═══ EXERCISE DATA

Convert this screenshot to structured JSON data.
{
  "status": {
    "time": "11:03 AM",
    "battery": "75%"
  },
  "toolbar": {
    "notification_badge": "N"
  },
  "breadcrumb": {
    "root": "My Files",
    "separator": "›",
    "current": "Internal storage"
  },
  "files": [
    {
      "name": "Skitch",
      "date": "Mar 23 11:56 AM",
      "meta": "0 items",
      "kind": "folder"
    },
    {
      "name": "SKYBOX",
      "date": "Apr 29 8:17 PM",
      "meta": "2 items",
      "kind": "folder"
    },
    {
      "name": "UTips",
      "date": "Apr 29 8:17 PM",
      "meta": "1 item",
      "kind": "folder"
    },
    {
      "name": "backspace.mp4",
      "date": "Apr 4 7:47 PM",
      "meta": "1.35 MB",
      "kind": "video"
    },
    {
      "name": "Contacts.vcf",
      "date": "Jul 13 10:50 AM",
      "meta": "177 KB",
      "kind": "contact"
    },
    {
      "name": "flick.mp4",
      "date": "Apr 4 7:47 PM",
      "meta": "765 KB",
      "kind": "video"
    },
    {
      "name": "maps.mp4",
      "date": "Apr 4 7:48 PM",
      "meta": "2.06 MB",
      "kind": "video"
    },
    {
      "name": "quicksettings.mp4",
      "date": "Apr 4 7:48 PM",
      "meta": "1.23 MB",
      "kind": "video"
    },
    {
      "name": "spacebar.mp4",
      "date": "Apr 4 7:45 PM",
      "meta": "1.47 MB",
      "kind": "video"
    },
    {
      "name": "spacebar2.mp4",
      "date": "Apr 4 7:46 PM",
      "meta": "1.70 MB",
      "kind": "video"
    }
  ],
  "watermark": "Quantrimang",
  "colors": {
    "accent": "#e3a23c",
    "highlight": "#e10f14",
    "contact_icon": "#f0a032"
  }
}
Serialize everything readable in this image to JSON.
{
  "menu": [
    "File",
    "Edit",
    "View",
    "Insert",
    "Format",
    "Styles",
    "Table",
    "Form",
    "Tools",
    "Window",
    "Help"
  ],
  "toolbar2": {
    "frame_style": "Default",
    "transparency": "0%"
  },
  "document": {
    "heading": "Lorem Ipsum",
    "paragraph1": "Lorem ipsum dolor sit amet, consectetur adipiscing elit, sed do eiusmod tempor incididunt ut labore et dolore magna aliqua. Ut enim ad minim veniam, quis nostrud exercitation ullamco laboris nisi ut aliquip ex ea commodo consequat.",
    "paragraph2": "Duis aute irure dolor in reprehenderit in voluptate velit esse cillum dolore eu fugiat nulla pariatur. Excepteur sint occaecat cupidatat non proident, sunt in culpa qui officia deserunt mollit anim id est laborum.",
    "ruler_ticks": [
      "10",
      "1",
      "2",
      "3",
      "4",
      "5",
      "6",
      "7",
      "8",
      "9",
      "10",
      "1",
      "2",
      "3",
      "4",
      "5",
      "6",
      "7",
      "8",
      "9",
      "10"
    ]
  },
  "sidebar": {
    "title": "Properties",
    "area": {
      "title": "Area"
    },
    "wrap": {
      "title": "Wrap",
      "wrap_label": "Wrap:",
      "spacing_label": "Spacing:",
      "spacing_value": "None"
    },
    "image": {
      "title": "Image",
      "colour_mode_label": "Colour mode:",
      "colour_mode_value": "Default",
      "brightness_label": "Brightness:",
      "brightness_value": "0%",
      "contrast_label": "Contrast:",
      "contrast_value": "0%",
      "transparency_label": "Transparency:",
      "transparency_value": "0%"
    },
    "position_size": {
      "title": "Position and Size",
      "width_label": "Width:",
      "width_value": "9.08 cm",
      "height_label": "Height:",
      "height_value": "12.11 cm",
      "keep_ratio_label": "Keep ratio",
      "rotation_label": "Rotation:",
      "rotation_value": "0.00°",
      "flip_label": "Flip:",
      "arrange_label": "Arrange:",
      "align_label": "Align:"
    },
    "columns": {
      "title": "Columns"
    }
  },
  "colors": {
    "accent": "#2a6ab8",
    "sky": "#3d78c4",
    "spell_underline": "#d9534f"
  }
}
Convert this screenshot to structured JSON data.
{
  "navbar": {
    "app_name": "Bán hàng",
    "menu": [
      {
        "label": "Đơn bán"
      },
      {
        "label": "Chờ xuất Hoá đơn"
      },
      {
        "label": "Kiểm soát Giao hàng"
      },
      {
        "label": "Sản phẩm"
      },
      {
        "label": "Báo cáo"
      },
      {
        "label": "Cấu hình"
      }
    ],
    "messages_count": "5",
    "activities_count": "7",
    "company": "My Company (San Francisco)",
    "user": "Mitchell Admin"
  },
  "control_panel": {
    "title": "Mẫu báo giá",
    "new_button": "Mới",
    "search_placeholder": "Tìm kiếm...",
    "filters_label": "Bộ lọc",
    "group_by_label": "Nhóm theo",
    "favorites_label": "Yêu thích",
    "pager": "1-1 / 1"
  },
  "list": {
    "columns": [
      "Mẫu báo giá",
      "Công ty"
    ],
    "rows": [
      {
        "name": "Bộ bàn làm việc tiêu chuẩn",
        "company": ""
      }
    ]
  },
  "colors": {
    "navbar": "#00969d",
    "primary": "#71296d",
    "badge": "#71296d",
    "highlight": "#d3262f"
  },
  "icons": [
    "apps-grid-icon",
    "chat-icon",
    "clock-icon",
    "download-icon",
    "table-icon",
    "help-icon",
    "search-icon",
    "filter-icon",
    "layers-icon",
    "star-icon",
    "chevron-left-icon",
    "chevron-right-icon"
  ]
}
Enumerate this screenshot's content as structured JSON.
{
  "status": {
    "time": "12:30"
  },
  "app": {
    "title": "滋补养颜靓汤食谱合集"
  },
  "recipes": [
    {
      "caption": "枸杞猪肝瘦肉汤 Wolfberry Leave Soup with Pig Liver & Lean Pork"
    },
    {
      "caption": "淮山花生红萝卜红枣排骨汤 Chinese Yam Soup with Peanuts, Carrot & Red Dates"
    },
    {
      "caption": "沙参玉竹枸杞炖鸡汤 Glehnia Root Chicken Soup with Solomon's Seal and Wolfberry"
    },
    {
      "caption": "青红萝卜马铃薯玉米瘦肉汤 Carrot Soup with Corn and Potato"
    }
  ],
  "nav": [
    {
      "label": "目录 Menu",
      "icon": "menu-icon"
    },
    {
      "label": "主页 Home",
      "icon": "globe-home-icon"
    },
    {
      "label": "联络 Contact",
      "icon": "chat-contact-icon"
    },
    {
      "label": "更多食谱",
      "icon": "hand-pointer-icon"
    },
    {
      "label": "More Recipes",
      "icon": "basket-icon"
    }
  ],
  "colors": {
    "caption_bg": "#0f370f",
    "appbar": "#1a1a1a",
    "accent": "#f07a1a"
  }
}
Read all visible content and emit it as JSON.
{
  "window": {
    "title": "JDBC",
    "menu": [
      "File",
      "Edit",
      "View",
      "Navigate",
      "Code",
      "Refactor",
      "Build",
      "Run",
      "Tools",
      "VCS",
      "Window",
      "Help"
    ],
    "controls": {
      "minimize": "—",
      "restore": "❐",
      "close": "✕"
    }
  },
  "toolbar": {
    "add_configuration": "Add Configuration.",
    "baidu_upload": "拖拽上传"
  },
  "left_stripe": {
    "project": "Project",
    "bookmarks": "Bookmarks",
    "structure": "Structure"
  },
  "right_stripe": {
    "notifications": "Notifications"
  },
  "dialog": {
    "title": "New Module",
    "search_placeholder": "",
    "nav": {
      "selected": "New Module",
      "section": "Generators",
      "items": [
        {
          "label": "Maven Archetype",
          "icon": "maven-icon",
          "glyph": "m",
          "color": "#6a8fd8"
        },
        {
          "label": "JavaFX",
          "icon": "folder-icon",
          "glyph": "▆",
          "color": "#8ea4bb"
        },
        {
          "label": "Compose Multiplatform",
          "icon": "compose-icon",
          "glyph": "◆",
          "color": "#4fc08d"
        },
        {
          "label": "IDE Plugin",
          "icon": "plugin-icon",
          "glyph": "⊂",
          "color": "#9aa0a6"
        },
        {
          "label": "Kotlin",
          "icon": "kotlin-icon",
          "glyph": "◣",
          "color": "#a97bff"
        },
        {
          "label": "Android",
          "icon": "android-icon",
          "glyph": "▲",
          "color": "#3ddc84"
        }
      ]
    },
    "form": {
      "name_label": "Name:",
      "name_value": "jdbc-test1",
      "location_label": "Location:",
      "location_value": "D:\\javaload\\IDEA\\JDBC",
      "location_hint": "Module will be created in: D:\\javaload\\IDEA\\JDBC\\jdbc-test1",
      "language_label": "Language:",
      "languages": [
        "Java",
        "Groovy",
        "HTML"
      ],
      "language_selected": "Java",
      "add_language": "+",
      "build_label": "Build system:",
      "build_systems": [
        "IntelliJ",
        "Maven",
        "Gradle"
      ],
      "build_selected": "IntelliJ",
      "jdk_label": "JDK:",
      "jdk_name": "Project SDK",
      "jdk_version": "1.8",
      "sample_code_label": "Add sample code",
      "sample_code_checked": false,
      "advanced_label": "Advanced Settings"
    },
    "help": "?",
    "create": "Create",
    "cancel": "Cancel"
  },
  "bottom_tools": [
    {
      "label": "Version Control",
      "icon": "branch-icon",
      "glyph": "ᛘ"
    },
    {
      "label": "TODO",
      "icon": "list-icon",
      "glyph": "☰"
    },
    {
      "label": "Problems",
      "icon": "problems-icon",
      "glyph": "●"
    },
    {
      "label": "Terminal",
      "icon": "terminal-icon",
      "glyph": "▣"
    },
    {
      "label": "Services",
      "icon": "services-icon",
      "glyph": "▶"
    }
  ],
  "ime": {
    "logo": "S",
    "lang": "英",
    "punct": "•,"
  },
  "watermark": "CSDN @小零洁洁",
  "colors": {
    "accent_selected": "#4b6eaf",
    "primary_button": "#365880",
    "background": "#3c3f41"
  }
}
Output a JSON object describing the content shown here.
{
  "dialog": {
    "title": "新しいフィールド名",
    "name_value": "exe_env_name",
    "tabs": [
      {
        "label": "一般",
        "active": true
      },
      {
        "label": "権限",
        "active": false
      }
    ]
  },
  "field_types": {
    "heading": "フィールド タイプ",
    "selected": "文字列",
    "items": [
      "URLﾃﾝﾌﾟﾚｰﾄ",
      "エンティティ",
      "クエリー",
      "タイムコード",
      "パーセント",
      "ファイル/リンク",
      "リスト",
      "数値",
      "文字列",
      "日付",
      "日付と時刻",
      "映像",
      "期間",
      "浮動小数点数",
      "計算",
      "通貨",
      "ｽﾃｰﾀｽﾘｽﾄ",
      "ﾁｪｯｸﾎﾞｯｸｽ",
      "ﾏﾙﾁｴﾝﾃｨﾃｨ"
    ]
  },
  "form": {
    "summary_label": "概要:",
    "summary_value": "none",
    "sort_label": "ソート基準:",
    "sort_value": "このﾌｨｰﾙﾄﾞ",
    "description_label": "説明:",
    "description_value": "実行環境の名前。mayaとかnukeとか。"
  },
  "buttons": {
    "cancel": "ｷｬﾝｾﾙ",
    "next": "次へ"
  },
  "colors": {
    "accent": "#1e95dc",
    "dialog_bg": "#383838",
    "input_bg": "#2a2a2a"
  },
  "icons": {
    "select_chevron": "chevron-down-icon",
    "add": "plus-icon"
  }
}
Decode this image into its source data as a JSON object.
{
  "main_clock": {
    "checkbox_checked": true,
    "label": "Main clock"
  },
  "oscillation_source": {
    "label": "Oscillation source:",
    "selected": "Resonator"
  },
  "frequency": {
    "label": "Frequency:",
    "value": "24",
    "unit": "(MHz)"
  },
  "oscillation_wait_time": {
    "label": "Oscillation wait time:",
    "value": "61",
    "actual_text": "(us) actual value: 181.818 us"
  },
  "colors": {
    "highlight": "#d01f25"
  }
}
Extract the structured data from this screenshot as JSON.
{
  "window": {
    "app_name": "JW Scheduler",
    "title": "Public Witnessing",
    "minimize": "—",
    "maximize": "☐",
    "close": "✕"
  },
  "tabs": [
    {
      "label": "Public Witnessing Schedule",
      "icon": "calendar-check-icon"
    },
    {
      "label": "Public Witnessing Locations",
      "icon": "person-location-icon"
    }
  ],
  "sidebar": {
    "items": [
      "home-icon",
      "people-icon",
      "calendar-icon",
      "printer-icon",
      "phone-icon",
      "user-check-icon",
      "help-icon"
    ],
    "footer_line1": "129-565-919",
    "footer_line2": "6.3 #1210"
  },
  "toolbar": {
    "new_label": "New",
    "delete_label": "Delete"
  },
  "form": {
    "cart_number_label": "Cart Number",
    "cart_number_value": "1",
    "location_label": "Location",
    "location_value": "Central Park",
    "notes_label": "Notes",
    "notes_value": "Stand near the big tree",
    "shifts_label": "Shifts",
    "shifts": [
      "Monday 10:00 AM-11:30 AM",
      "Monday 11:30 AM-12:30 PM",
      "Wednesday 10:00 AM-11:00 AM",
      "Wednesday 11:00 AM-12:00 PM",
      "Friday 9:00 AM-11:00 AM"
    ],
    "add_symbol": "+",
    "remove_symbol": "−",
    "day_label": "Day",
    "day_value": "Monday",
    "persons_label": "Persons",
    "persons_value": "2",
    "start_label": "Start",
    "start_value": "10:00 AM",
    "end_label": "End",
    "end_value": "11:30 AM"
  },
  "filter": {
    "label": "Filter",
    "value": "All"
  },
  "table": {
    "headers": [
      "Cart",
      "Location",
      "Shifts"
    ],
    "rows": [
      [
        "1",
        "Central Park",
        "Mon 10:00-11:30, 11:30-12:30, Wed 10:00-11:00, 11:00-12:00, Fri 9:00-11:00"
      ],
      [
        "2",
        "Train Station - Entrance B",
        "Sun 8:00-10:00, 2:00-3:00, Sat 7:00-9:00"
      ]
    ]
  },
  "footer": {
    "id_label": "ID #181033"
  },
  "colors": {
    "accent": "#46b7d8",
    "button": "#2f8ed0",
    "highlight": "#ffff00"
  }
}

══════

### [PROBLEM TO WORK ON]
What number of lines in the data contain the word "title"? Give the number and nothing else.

### [TASK ANSWER]
12